Orangutan shot with air gun 130 times in second Borneo killing
The endangered great ape had also been stabbed and beaten, according to conservationists.
A male orangutan on the Indonesian portion of Borneo has died after being stabbed, clubbed and shot at least 130 times with an air gun.
It is the second known killing of a critically endangered orangutan this year.
Villagers spotted the wounded creature in a lake in the Kutai Timur district of East Kalimantan province.
Local police chief Teddy Ristiawan said the great ape was still alive when it was taken to a hospital in the town of Bontang.
A statement from the Centre for Orangutan Protection said the orangutan died early on Tuesday.

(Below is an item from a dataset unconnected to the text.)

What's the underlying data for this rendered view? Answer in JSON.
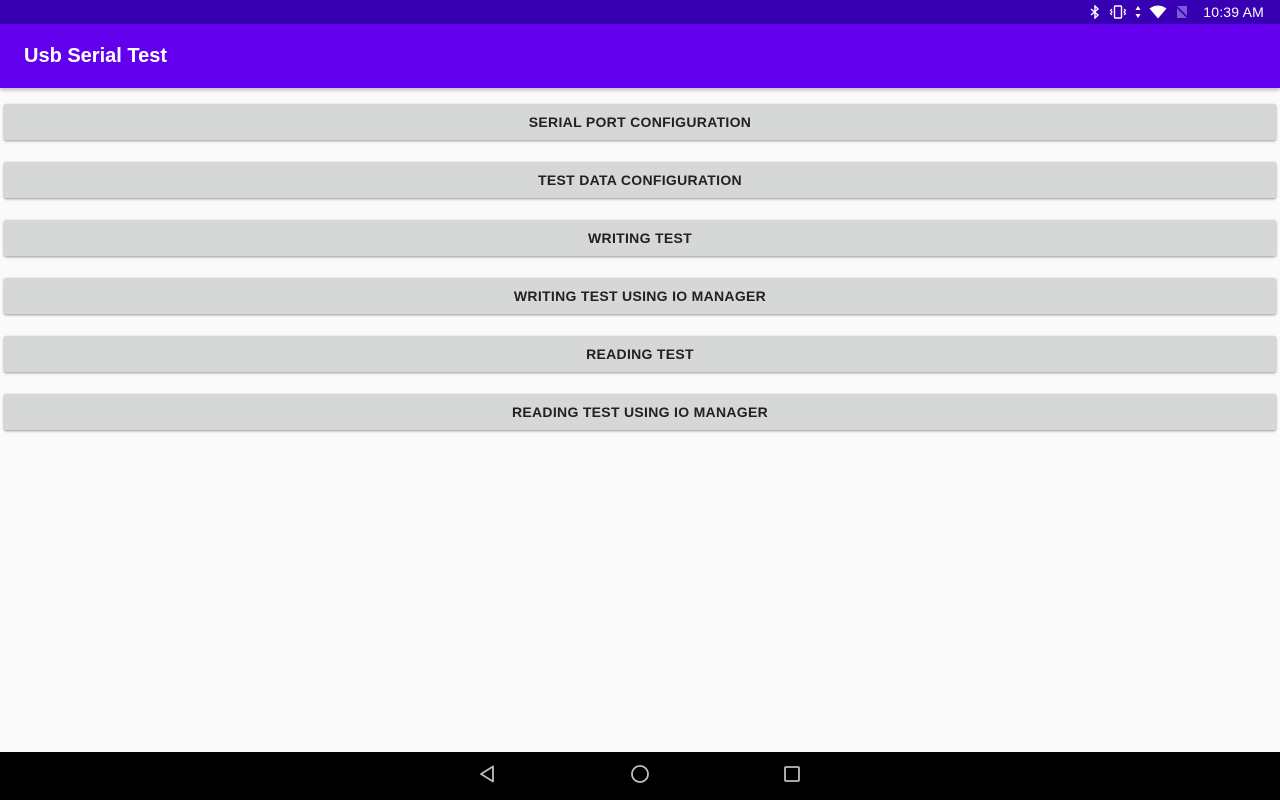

An X-ray showed at least 130 air gun pellets in its body, including more than 70 in its head, the centre said.
It said tests found the animal had been blinded as a result of the shooting and also had 17 open wounds, believed to be caused by sharp objects. Its left thigh, right chest and left hand were also bruised from blunt object trauma.
Ramadhani, a manager of habitat protection at the centre who goes by one name, said the death was a terrible event in the history of conflict between orangutans and humans in Indonesia.
“The 130 pellets within the body of a primate is a new record, the most ever,” he said.
In mid-January, an orangutan was found decapitated and shot more than a dozen times with an air gun in Central Kalimantan, environmental news website Mongabay reported. Police arrested two rubber farmers suspected in the killing.
The number of orangutans in Borneo and on the Indonesian island of Sumatra, recognised as separate species and both classified as critically endangered, has fallen precipitously since the 1970s.
Orangutans are a protected species in Indonesia and Malaysia, but deforestation has dramatically reduced their habitat and brought them into contact with farmers and plantation workers who kill them to protect crops and for meat.
About 40% of Borneo’s forests have been lost since the early 1970s and another huge swathe of forest is expected to be converted to plantation agriculture in the next decade.